Task statement:
Would you restate all the data that follows, word for word?

Data supplied:
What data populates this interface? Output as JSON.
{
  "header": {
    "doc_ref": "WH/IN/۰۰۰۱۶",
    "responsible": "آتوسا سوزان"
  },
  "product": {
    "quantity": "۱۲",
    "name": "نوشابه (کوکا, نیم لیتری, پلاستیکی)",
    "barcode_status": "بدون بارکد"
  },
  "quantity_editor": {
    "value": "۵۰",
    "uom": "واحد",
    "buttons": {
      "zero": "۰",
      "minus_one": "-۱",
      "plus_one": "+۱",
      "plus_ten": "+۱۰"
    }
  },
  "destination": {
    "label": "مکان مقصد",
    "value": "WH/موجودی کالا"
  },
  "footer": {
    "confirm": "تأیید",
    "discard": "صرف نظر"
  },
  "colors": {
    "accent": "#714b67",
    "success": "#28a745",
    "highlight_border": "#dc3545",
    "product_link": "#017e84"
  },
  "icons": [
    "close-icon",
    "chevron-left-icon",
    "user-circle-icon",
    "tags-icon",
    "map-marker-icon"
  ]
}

Response below:
What data populates this interface? Output as JSON.
{
  "header": {
    "doc_ref": "WH/IN/۰۰۰۱۶",
    "responsible": "آتوسا سوزان"
  },
  "product": {
    "quantity": "۱۲",
    "name": "نوشابه (کوکا, نیم لیتری, پلاستیکی)",
    "barcode_status": "بدون بارکد"
  },
  "quantity_editor": {
    "value": "۵۰",
    "uom": "واحد",
    "buttons": {
      "zero": "۰",
      "minus_one": "-۱",
      "plus_one": "+۱",
      "plus_ten": "+۱۰"
    }
  },
  "destination": {
    "label": "مکان مقصد",
    "value": "WH/موجودی کالا"
  },
  "footer": {
    "confirm": "تأیید",
    "discard": "صرف نظر"
  },
  "colors": {
    "accent": "#714b67",
    "success": "#28a745",
    "highlight_border": "#dc3545",
    "product_link": "#017e84"
  },
  "icons": [
    "close-icon",
    "chevron-left-icon",
    "user-circle-icon",
    "tags-icon",
    "map-marker-icon"
  ]
}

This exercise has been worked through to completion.